They are right. 

There are a lot of bad towns in the north of England. I say this knowing full well it is likely to offend people. I care not. A bad town is a bad town.

Go to Hull and show me a smiling face.  So cycling very fast at this point I get to the ferry terminal and meet a group from Newcastle heading off to Amsterdam. Feeling very sorry for the Dutch I board the ship and spend the evening talking to a squaddie I was sharing a cabin with on the way over about how in his words ‘we are in Iraq for oil and Afghanistan for gas’ and fall asleep to a mixture of the sounds of the disco behind my cabin and my room mate waking up intermittently screaming; be it from some past trauma or some future concern I did not think it appropriate to ask at 4 in the morning.

Day 2

Saturday, February 27th, 2010

Leaving Sheffield was an utter nightmare but I managed by hook or by crook to get onto the trans-penine trail which was to lead me to Hull.

One can imagine that a bicycle path that heads through Doncaster to Hull might not be something people write poems of. For those of you that are ever stupid enough to attempt to ride this wonderfully advertised debacle - don’t. The little swines steal the signs or turn them round and unless you have a penchant for decaying english indsutrial estates and riding through mud filled paths that go up to the axles stick to the main roads.

I slept that night in a small village called Snaith and woke in the morning unable to walk.

Day 1

Saturday, February 27th, 2010

Day 1

So I managed to leave. A feat in itself I have to say. I am writing this a week later as It is the first chance I have had to sit down and collect my thoughts, but I can still remember the feeling after 5 miles of wanting to throw the bike in a ditch and pretend it was stolen :)

One soon learns that the shortest way is not always the easiest and 50 miles over the peak district with snow and 25m visibility made the first day tough. Very tough.

But through the peak district out far far away from Stone and through tiny villages, tourist traps and down into Sheffield.

In Sheffield I stayed with Danielle from Hosiptalityclub and was treated to a wonderful evening of food and conversation.

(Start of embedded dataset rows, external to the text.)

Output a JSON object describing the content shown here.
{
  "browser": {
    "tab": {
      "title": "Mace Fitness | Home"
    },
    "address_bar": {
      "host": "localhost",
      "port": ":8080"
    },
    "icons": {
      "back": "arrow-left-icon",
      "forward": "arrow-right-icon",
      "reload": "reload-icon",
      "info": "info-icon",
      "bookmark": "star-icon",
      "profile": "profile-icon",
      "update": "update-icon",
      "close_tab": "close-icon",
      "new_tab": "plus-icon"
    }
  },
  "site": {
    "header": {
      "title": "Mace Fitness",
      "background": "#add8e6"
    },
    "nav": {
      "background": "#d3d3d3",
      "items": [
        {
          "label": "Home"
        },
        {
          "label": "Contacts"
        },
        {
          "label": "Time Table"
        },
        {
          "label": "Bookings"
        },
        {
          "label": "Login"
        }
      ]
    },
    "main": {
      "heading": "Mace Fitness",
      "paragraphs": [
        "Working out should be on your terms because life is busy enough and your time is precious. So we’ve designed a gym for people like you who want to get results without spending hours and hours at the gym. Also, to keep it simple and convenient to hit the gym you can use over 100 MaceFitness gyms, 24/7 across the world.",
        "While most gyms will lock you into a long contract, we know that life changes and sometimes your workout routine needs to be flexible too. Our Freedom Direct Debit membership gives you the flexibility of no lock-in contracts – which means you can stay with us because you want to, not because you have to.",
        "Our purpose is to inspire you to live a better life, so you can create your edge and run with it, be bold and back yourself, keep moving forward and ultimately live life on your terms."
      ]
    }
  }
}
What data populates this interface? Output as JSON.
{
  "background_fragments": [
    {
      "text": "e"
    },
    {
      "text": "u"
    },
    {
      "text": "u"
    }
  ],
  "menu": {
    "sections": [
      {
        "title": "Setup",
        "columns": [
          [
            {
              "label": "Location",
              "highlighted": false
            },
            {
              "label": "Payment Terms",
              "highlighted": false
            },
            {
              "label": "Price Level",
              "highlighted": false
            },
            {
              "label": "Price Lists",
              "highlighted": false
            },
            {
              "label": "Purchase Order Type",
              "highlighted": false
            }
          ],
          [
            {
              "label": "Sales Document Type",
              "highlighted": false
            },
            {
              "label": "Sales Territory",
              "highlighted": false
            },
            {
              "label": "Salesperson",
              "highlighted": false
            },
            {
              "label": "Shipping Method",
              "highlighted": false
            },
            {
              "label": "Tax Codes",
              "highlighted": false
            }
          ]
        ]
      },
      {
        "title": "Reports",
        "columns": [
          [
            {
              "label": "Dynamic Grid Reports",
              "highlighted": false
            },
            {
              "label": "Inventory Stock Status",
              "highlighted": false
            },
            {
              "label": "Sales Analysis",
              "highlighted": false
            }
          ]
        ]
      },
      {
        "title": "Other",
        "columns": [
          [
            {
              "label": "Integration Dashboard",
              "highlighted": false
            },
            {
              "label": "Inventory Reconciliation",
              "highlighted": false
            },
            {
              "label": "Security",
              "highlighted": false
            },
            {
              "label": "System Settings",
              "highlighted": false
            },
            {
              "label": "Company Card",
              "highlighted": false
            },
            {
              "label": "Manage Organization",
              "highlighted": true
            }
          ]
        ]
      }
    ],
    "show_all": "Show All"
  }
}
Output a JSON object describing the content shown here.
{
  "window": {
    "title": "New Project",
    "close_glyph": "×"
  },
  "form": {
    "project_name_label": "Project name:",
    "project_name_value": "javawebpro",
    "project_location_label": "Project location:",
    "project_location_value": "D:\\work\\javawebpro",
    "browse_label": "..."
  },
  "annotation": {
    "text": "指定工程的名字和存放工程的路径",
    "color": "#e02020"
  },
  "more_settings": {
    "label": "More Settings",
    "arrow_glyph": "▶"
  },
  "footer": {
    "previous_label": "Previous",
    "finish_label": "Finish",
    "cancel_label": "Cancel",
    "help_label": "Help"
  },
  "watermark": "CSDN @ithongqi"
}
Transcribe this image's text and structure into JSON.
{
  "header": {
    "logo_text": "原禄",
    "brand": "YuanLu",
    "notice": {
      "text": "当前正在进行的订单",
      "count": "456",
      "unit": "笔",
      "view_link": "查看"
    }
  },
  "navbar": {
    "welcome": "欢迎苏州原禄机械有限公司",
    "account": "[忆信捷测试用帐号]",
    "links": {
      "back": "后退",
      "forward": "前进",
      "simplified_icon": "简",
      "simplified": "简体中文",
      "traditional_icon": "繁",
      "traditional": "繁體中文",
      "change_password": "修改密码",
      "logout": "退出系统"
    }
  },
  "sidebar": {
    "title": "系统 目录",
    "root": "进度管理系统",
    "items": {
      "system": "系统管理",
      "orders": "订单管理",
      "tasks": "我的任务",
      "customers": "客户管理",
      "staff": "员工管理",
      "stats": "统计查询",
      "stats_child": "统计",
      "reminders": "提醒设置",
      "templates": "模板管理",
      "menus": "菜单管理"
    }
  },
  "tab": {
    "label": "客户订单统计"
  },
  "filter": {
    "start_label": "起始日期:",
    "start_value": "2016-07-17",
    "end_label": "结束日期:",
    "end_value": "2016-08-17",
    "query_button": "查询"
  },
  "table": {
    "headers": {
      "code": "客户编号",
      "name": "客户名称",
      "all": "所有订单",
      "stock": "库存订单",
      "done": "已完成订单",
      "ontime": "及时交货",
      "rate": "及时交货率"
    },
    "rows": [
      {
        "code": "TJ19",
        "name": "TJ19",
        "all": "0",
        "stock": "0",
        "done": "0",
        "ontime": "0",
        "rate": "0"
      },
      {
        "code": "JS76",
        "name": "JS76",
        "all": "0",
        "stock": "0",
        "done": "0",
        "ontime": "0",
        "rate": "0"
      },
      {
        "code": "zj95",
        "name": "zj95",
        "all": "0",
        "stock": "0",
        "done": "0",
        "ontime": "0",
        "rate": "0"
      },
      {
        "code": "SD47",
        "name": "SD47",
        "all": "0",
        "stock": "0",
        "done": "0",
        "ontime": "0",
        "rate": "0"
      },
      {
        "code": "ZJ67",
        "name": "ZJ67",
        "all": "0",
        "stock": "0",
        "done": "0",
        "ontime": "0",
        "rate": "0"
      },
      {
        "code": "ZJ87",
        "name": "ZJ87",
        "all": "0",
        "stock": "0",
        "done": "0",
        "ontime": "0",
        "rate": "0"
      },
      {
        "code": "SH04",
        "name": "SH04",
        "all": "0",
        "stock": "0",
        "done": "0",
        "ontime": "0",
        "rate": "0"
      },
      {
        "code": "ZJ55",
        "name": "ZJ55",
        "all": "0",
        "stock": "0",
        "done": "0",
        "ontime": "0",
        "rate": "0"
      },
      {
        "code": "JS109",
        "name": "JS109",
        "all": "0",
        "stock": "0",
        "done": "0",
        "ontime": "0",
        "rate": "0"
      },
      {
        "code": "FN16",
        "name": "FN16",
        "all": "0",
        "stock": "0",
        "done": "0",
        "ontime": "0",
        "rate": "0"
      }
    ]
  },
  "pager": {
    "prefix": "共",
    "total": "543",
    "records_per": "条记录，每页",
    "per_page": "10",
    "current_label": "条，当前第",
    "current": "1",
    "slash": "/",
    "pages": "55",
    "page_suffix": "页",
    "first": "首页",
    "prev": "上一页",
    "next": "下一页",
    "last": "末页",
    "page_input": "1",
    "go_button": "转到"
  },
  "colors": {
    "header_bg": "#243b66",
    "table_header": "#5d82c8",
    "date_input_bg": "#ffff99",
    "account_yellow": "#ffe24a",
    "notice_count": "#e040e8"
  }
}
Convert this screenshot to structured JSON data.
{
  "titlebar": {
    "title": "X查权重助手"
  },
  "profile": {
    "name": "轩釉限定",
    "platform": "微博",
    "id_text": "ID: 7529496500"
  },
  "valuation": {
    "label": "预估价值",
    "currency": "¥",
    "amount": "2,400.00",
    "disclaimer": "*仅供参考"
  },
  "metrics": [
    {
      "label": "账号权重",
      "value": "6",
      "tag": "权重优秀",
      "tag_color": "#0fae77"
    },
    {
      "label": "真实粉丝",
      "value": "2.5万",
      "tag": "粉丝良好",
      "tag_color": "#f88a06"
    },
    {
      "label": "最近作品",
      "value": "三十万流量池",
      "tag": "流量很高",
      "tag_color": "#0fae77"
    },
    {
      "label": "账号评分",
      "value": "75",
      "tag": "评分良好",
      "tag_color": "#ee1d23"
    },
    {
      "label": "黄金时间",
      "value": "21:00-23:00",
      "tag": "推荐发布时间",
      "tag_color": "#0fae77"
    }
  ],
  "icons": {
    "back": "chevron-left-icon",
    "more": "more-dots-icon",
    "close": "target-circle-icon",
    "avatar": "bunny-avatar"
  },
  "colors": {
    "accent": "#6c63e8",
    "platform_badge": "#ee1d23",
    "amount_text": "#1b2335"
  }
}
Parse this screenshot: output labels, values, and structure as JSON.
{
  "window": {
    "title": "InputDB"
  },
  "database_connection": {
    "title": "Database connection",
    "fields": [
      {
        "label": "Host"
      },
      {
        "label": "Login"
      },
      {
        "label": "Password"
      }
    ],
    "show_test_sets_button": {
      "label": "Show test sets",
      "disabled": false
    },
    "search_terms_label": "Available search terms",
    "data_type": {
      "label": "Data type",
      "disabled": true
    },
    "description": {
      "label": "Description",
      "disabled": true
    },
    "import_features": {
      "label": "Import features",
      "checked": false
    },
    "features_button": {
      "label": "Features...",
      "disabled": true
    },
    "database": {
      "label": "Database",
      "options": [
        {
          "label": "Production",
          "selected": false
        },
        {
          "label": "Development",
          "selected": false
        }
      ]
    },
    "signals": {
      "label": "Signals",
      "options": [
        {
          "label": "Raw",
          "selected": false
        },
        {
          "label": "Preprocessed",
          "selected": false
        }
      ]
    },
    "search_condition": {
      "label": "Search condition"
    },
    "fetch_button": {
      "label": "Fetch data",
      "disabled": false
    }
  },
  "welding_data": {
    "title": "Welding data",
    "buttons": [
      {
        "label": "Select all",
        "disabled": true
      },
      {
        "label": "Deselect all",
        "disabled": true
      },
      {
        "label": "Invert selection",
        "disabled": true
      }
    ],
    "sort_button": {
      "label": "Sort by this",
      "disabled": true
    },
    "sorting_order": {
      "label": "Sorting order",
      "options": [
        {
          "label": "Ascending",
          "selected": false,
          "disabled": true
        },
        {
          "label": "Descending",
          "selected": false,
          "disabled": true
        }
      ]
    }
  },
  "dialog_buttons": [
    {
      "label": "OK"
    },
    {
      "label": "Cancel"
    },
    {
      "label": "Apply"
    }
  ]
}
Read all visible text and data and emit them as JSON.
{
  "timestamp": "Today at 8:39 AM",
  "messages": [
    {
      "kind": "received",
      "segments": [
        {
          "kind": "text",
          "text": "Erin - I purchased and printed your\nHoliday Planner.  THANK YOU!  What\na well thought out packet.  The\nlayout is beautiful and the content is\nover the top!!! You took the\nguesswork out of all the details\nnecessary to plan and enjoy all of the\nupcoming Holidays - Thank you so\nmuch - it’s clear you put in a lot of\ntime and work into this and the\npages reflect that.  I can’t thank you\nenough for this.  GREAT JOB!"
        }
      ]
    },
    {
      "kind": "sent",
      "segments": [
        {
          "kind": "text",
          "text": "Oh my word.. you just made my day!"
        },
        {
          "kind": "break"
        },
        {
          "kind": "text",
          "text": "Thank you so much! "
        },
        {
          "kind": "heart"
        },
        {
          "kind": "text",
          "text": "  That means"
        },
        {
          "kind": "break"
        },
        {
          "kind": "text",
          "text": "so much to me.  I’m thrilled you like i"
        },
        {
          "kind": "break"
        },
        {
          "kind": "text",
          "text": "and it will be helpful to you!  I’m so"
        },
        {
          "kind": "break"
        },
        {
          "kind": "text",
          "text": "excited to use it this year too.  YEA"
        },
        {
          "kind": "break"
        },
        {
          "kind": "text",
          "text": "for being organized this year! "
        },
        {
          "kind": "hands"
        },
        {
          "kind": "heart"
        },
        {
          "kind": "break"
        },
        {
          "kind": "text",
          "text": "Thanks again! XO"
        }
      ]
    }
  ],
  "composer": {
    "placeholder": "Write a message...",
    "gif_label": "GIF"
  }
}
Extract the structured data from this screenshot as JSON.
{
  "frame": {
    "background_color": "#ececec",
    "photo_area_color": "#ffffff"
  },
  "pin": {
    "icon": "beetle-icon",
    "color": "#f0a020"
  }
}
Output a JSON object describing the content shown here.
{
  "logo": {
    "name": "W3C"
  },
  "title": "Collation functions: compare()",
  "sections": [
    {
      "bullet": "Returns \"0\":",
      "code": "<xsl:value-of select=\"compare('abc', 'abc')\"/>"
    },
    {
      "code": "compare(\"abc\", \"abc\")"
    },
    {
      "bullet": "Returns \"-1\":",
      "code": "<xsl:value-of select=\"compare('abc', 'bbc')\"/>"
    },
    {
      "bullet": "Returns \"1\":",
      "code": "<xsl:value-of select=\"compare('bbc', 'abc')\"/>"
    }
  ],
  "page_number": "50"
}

I fell asleep to the feeling that the world of the office was retreating further away…

Day 0

Friday, February 12th, 2010

s wind tunnel

“You won’t have a future if you don’t make one for yourself.
It is as simple as that.
If you accept the forms that be, then you are doomed,
to your own ultimate blandness.”

- John Lydon. (Sex Pistols.)

To everyone who helped me get to the start line – thank you

passau